**What the exercise asks**. In the entries that follow, how many lines hold the string "color"? Give only that number.

**Information shown**.
----
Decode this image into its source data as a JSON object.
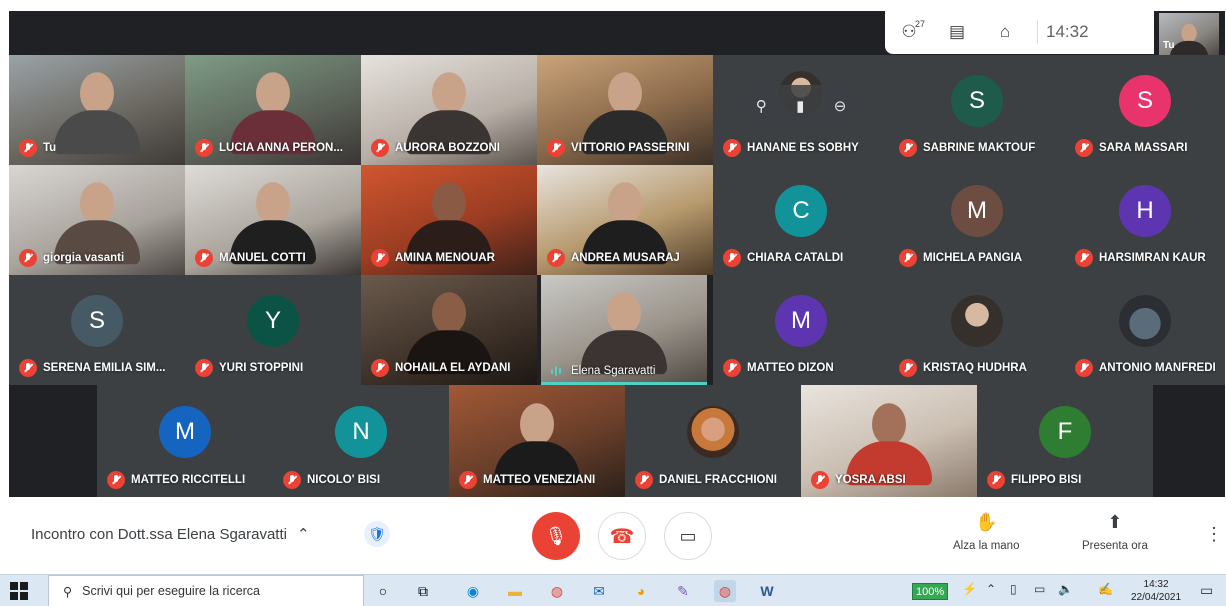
{
  "topbar": {
    "participants_count": "27",
    "clock": "14:32",
    "self_label": "Tu"
  },
  "tiles": {
    "r1": [
      "Tu",
      "LUCIA ANNA PERON...",
      "AURORA BOZZONI",
      "VITTORIO PASSERINI",
      "HANANE ES SOBHY",
      "SABRINE MAKTOUF",
      "SARA MASSARI"
    ],
    "r2": [
      "giorgia vasanti",
      "MANUEL COTTI",
      "AMINA MENOUAR",
      "ANDREA MUSARAJ",
      "CHIARA CATALDI",
      "MICHELA PANGIA",
      "HARSIMRAN KAUR"
    ],
    "r3": [
      "SERENA EMILIA SIM...",
      "YURI STOPPINI",
      "NOHAILA EL AYDANI",
      "Elena Sgaravatti",
      "MATTEO DIZON",
      "KRISTAQ HUDHRA",
      "ANTONIO MANFREDI"
    ],
    "r4": [
      "MATTEO RICCITELLI",
      "NICOLO' BISI",
      "MATTEO VENEZIANI",
      "DANIEL FRACCHIONI",
      "YOSRA ABSI",
      "FILIPPO BISI"
    ]
  },
  "avatars": {
    "sabrine": {
      "letter": "S",
      "color": "#1e5b4a"
    },
    "sara": {
      "letter": "S",
      "color": "#e8336d"
    },
    "chiara": {
      "letter": "C",
      "color": "#12939a"
    },
    "michela": {
      "letter": "M",
      "color": "#6d4c41"
    },
    "harsimran": {
      "letter": "H",
      "color": "#5e35b1"
    },
    "serena": {
      "letter": "S",
      "color": "#455a64"
    },
    "yuri": {
      "letter": "Y",
      "color": "#0b5345"
    },
    "matteo_dizon": {
      "letter": "M",
      "color": "#5e35b1"
    },
    "matteo_r": {
      "letter": "M",
      "color": "#1565c0"
    },
    "nicolo": {
      "letter": "N",
      "color": "#12939a"
    },
    "filippo": {
      "letter": "F",
      "color": "#2e7d32"
    }
  },
  "meeting": {
    "title": "Incontro con Dott.ssa Elena Sgaravatti",
    "raise_hand": "Alza la mano",
    "present_now": "Presenta ora"
  },
  "taskbar": {
    "search_placeholder": "Scrivi qui per eseguire la ricerca",
    "battery": "100%",
    "time": "14:32",
    "date": "22/04/2021"
  }
}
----
**Written answer**. 11